[SOURCE DATA]
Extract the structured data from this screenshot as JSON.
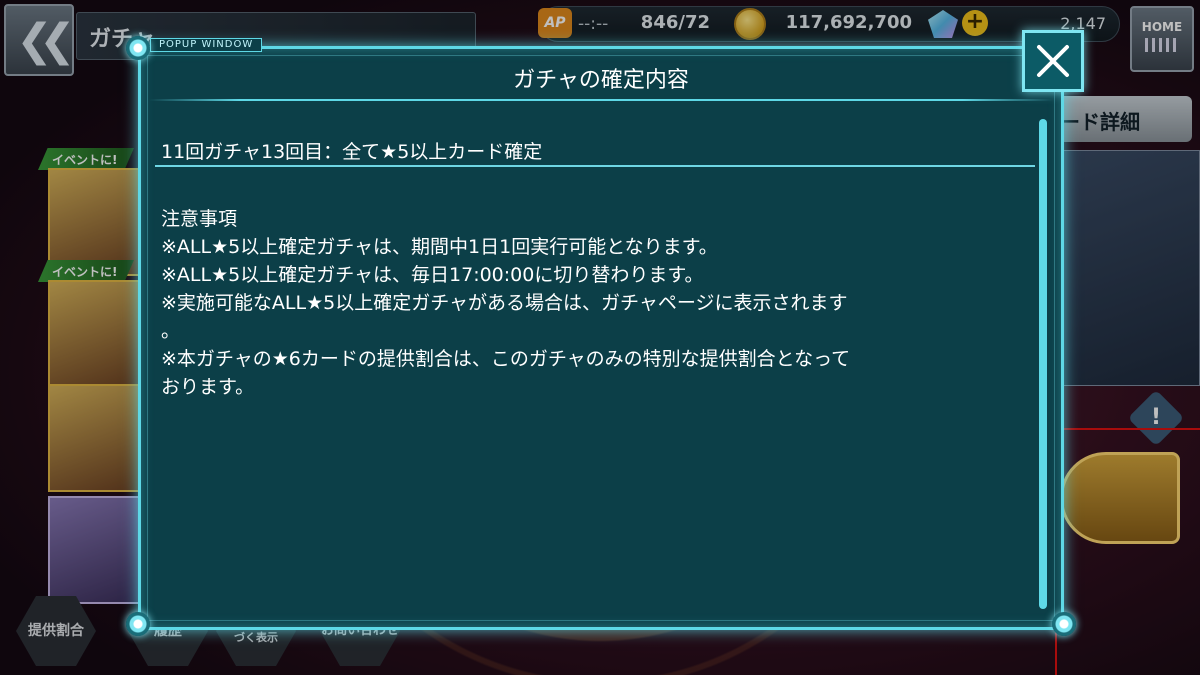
{
  "app": {
    "screen_title": "ガチャ"
  },
  "header": {
    "ap_label": "AP",
    "ap_timer": "--:--",
    "ap_value": "846/72",
    "coins": "117,692,700",
    "gems": "2,147",
    "home_label": "HOME"
  },
  "background": {
    "card_detail_label": "カード詳細",
    "event_tag_1": "イベントに!",
    "event_tag_2": "イベントに!",
    "info_icon": "!",
    "bottom_buttons": [
      "提供割合",
      "履歴",
      "資金決済法に基づく表示",
      "お問い合わせ"
    ]
  },
  "modal": {
    "popup_label": "POPUP WINDOW",
    "title": "ガチャの確定内容",
    "section_heading": "11回ガチャ13回目：全て★5以上カード確定",
    "notes": [
      "注意事項",
      "※ALL★5以上確定ガチャは、期間中1日1回実行可能となります。",
      "※ALL★5以上確定ガチャは、毎日17:00:00に切り替わります。",
      "※実施可能なALL★5以上確定ガチャがある場合は、ガチャページに表示されます",
      "。",
      "※本ガチャの★6カードの提供割合は、このガチャのみの特別な提供割合となって",
      "おります。"
    ]
  },
  "icons": {
    "back": "double-chevron-left-icon",
    "close": "close-icon",
    "coin": "coin-icon",
    "gem": "gem-icon",
    "plus": "plus-icon"
  },
  "colors": {
    "modal_bg": "#0c3f48",
    "modal_border": "#5ed8e6",
    "highlight_frame": "#e01010"
  }
}
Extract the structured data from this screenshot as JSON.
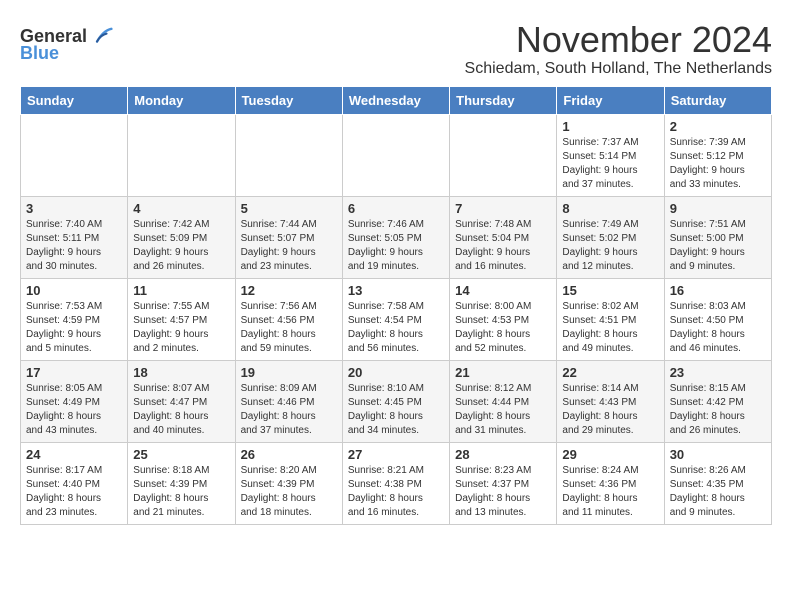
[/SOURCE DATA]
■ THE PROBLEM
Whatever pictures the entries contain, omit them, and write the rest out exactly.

■ SOLUTION TO THE EXERCISE
Extract the structured data from this screenshot as JSON.
{
  "app": {
    "screen_title": "ガチャ"
  },
  "header": {
    "ap_label": "AP",
    "ap_timer": "--:--",
    "ap_value": "846/72",
    "coins": "117,692,700",
    "gems": "2,147",
    "home_label": "HOME"
  },
  "background": {
    "card_detail_label": "カード詳細",
    "event_tag_1": "イベントに!",
    "event_tag_2": "イベントに!",
    "info_icon": "!",
    "bottom_buttons": [
      "提供割合",
      "履歴",
      "資金決済法に基づく表示",
      "お問い合わせ"
    ]
  },
  "modal": {
    "popup_label": "POPUP WINDOW",
    "title": "ガチャの確定内容",
    "section_heading": "11回ガチャ13回目：全て★5以上カード確定",
    "notes": [
      "注意事項",
      "※ALL★5以上確定ガチャは、期間中1日1回実行可能となります。",
      "※ALL★5以上確定ガチャは、毎日17:00:00に切り替わります。",
      "※実施可能なALL★5以上確定ガチャがある場合は、ガチャページに表示されます",
      "。",
      "※本ガチャの★6カードの提供割合は、このガチャのみの特別な提供割合となって",
      "おります。"
    ]
  },
  "icons": {
    "back": "double-chevron-left-icon",
    "close": "close-icon",
    "coin": "coin-icon",
    "gem": "gem-icon",
    "plus": "plus-icon"
  },
  "colors": {
    "modal_bg": "#0c3f48",
    "modal_border": "#5ed8e6",
    "highlight_frame": "#e01010"
  }
}
Extract the structured data from this screenshot as JSON.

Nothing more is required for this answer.